With trophies, rhymes, and scutcheons of renown, - In the deep dungeon of some Gothic dome, • Where night and desolation ever frown. • Mine be the breezy hill that skirts the down : • Where a green graffy turff is all I crave, " With here and there a violet bestrown, • Faft by a brook, or fountain's murmuring wave ; And many an evening sun shine sweetly on my grave.
XVIII. « And thither let the village (wain repair ; • And, light of heart; the village maiden gay, • To deck with flowers her half-dishevel'd hair, • And celebrate the merry morn of May. - There let the shepherd's pipe the live long day • Fill all the grove with loves bewitching wo; . And when mild evening comes with mantle grey,
· Let not the blooming band make haste to go; • No gholt nor spell my long and last abode shall know.
XIX. • For though I fiy to escape from Fortune's rage, • And bear the scars of envy, spite, and scorn, " Yet with mankind no horrid war I
wage, • Yet with no impious spleen my breast is torn: ? For virtue loit, and ruin'd man I mourn. • O Man, creation's pride, heaven's darling child, · Whom nature's best divinest gifts adorn,
Why from thy home are truth and joy exiled, . And all thy favourite haunts with blood and tears
XX. · Along one glittering sky what glory streams! • What Maje iy attends night's lovely queen! • Fair laugh our vallies in the vernal beams; • And mountains rife, and oceans roll between,
And all conspire to beautify the scene. • But, in the mental world, what chaos drear ! • What forms of mournful, loathsome, furious' mein !
. when hall that eternal morn appear, • There dreadful forms to chase, this chaos dark to clear!
XXI. so Thou, at whose creative smile, yon heaven, • In all the pomp of beauty, life, and light, · Rose from th' abyss; when dark Confulion, driven • Down down the bottomless profound of night, • Fled, where he ever Aies thy piercing fight! • O glance on thefe fad fades one pitying ray, • To blast the fury of oppressive might,
• Melt the hard heart to love and mercy's sway, 'Aud chear the wandering foul, and light him on the way.'
XXII. Silence ensued: and Edwin raised his eyes In tears, for grief lay heavy at his heart. • And is it thus in courtly life' (he cries) · That man to man acts a bétrayer's part? • And dares he thus the gifts of heaven pervert, • Each social instinct, and sublime desire !• Hail Poverty! if honour, wealth, and art,
If what the great pursue, and learn'd admire,
Nor is the mind with startling sounds annoy'd,
A foothing mui mur the lone region tills,
XXIV. But he from day to day more auxious grew.

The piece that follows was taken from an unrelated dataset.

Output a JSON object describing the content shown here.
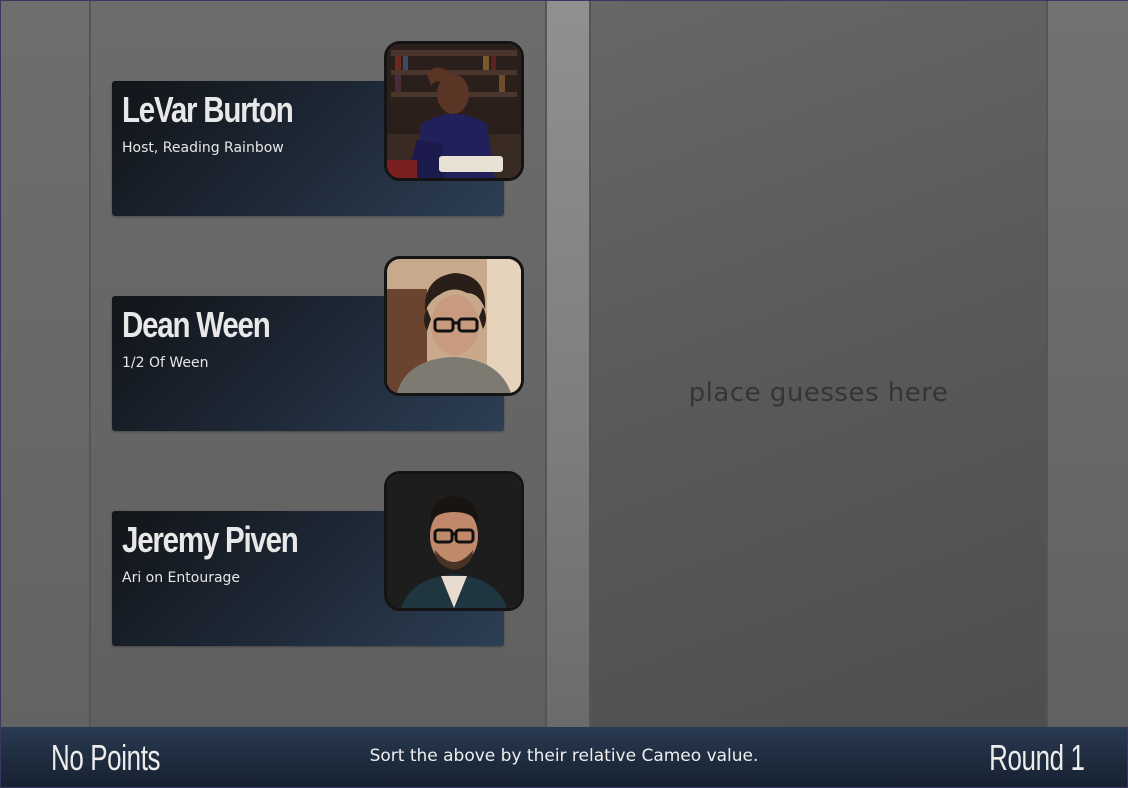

The voice still feem d to vibrate ou his car. Nor durft he hope the Hermit's tale untrue ; For man he feem'd to love, and heaven to fear; And none speaks false, where there is none to hear.
Yet, can man's gentle heart become so fell! • No more in vain conjecture let ine wear • My hours away, but leek the Hermit's cell; 'Tis hc
doubt can clear, perhaps iry care dispel.'
XXV. At early dawn the Youth his journey touk, And many a mountain pass'd, and valley wide, Then reach'd the wild; where, in a flowery uook, And seated on a mossy stone, be spied An antient man: his harp lay him beside. A ftag sprang from the the paiture at his call, And, kneeling, lick d the wither'd hand, that tied
A wreathe of woodbine round his antlers tall, And hung his lofty lieck with many a flowertt small.
XXVI. And now the hoary fage arose, and faw The wanderer approaching: inticcence Smiled on his glowing check, but modeít awe Depress'd his eye, that fear'd to give offence. • Who art thou, courteous stranger? and from whence? • Why roam thy iteps to this abandon'd dale?' • A shepherd-boy (the youth replied) tar hence
• My habitation; hear artlets tale ; • Nor levity lior falsnood fliall thine car afail.
XXVII. • Late as I roam’d. intent on Nature's charms, • I reachd at eve this wilderness profound;